Facial hair is an issue that many women prefer to keep quiet, with furtive trips to the beauty salon or secret bleaching sessions at home. While all women have fine, light hair covering their faces and bodies, for some women this hair can be thicker, coarser and more visible — but why? We spoke to dermatologist Dr Stefanie Williams at the launch of the new Philips Lumeawhere she told us that there are a variety of factors behind female facial hair.
Given the number of ads and products about, it might seems bonkers in this day and age but a huge percentage of women have completely no idea how to remove facial hair. We are not saying you have to. And thankfully, a growing number of women are now talking openly about peach fuzz around their chin and jawlines.

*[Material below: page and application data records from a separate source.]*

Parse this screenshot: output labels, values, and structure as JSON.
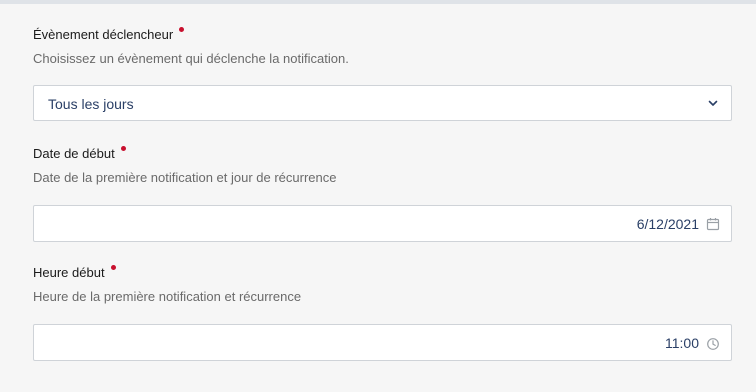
{
  "event_field": {
    "label": "Évènement déclencheur",
    "help": "Choisissez un évènement qui déclenche la notification.",
    "value": "Tous les jours",
    "icon": "chevron-down-icon"
  },
  "start_date_field": {
    "label": "Date de début",
    "help": "Date de la première notification et jour de récurrence",
    "value": "6/12/2021",
    "icon": "calendar-icon"
  },
  "start_time_field": {
    "label": "Heure début",
    "help": "Heure de la première notification et récurrence",
    "value": "11:00",
    "icon": "clock-icon"
  },
  "colors": {
    "required": "#c8102e",
    "value_text": "#2a3f66",
    "border": "#cfd3d8",
    "background": "#f6f6f6"
  }
}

There was a time, not that long ago, when the state of your mustache was considered classified information. But with beauty entrepreneur Huda Kattan sharing her face-shaving routine on Instagram, and actress Thandie Newton flashing a selfie while bleaching her upper lip, it's safe to say facial hair removal tools are coming out of the shadows. Whether you groom your lady beard or not, remember: There is nothing abnormal about growing hair on your face.
But excess facial hair belongs to its own special realm of beauty concerns. It's not only bothersome and time-consuming to remove, but it can also truly affect a woman's confidence. We're all familiar with the classic hair-removal methods—over-the-counter creams, waxing, and tweezing.

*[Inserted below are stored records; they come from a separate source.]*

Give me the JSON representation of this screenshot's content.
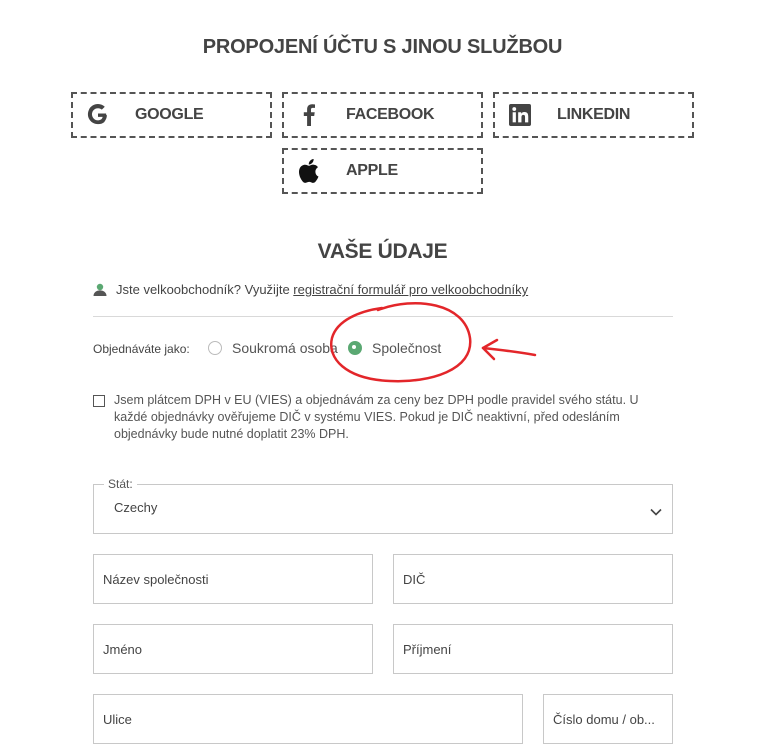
{
  "social_section": {
    "title": "PROPOJENÍ ÚČTU S JINOU SLUŽBOU",
    "buttons": [
      {
        "label": "GOOGLE",
        "icon": "google-icon"
      },
      {
        "label": "FACEBOOK",
        "icon": "facebook-icon"
      },
      {
        "label": "LINKEDIN",
        "icon": "linkedin-icon"
      },
      {
        "label": "APPLE",
        "icon": "apple-icon"
      }
    ]
  },
  "details": {
    "title": "VAŠE ÚDAJE",
    "wholesale_text": "Jste velkoobchodník? Využijte",
    "wholesale_link": "registrační formulář pro velkoobchodníky",
    "order_as_label": "Objednáváte jako:",
    "order_options": [
      {
        "label": "Soukromá osoba",
        "selected": false
      },
      {
        "label": "Společnost",
        "selected": true
      }
    ],
    "vat_checkbox_text": "Jsem plátcem DPH v EU (VIES) a objednávám za ceny bez DPH podle pravidel svého státu. U každé objednávky ověřujeme DIČ v systému VIES. Pokud je DIČ neaktivní, před odesláním objednávky bude nutné doplatit 23% DPH.",
    "vat_checked": false
  },
  "form": {
    "country_legend": "Stát:",
    "country_value": "Czechy",
    "company_name_placeholder": "Název společnosti",
    "vat_id_placeholder": "DIČ",
    "first_name_placeholder": "Jméno",
    "last_name_placeholder": "Příjmení",
    "street_placeholder": "Ulice",
    "house_number_placeholder": "Číslo domu / ob..."
  },
  "colors": {
    "accent_green": "#5aa872",
    "annotation_red": "#e3262a",
    "text": "#444444"
  }
}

All women have a small amount of facial hair, and for many, except for eyebrows, it's not noticeable. But if yours is more easily seen than you'd like, there are many ways to get rid of it. They include removal at home, all-natural methods, and more advanced options that can remove it permanently.
All women have facial and body hair, but the hair is usually very fine and light in color. The growth pattern of hirsutism in women is associated with virilization. Women with this condition have characteristics that are commonly associated with male hormones.
While having thick and dark hair on the face is a normal effect of hormones in men, for women it's a condition called hirsutism that can appear for a variety of reasons. The most common is excessive production of androgens, caused by a hormonal imbalance. This can appear as a result of things like stress, menopause, and obesity, but also because of medical conditions like Polycystic ovarian syndrome, characterized by multiple cysts in the ovaries which cause a deficient hormonal production, and adrenal gland disorders, which affect the production of a variety of hormones like cortisol.
Of all the beauty treatments out there, removing your facial hair or any hairfor that matter is one of the least pleasant activities — but it doesn't have to be difficult as long as you choose the right method for your preferences, hair type, and needs. We talked with top experts in the field, from dermatologists to estheticians to get the lowdown on everything from plucking to lasering. So if you want to get rid of that fuzz along your upper lip, hairs on your chin, or sprouts between your brows, here's what you need to know about each possible way. Chances are, plucking is the route with which you're most familiar.
The discovery of the odd hair on your chin is perfectly normal and usually not a cause for concern. Shifting hormones, aging, and even genetics could be behind a few chin hairs that stand out. Excess coarse facial hair in women could be a sign of a medical condition that requires treatments.
I remember when I first noticed it. I was going through my skin-care routine, when one stray but surprisingly long chin hair caught my attention. After doing some digging, I learned what the elusive culprit typically is: always mysterious hormones surprise! Since these guys are extremely complex and differ for everyone, not everyone will have the same chin hair woes.